> The Book of Isaiah cannot be older than its youngest component.I am having problems accepting this particularly with texts so heavily
redacted over centuries. The "historical Isaiah" (The Isaiah of chapters 1-39) lived somewhere during the last half of the 8th and earliy 7th centuries BCE. Deutero-Isaiah (ch. 40-55) lived some 150 years later and Isaiah III (ch. 56-66) later yet. It would seem to me that a text cannot be dated older than its OLDEST component with the caveat that older material can be added later. I think the most comprehensive work to date on Isaiah is "The Book Called Isaiah" by H. G. M. Williamson of Oxford.
The oldest component that can be dated by epigraphy, of Numbers is the
Priestly Blessing discovered on silver amulets from Isaiah's time but this does more to show the complexity of this problem. It cannot be stated with certainty that the blessing was not copied from a text of Numbers (the amulet blessing is missing a line found in numbers) and it cannot be stated with certainty that the text WAS copied from numbers rather than from an oral tradition that later found its way to Numbers.

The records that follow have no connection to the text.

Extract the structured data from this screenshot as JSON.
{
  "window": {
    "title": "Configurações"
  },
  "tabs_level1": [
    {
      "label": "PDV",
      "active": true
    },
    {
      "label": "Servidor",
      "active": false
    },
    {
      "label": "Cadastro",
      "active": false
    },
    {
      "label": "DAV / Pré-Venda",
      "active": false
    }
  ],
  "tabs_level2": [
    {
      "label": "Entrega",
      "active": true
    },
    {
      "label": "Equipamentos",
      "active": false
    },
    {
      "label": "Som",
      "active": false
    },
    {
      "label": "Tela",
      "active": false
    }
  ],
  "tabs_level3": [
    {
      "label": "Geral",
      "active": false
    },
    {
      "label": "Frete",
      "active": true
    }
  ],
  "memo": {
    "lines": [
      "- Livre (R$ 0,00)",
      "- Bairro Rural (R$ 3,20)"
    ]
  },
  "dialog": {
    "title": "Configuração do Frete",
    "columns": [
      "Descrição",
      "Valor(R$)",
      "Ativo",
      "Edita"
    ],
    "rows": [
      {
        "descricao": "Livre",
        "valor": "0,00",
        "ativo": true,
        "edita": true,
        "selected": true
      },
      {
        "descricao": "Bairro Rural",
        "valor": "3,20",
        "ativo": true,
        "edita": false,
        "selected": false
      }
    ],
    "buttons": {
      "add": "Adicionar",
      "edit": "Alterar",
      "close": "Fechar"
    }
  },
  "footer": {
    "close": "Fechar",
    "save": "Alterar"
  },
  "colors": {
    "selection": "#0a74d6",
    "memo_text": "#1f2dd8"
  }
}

I do see three different hands (Deutero-Isaiah the most lyrical) in Isaiah, though.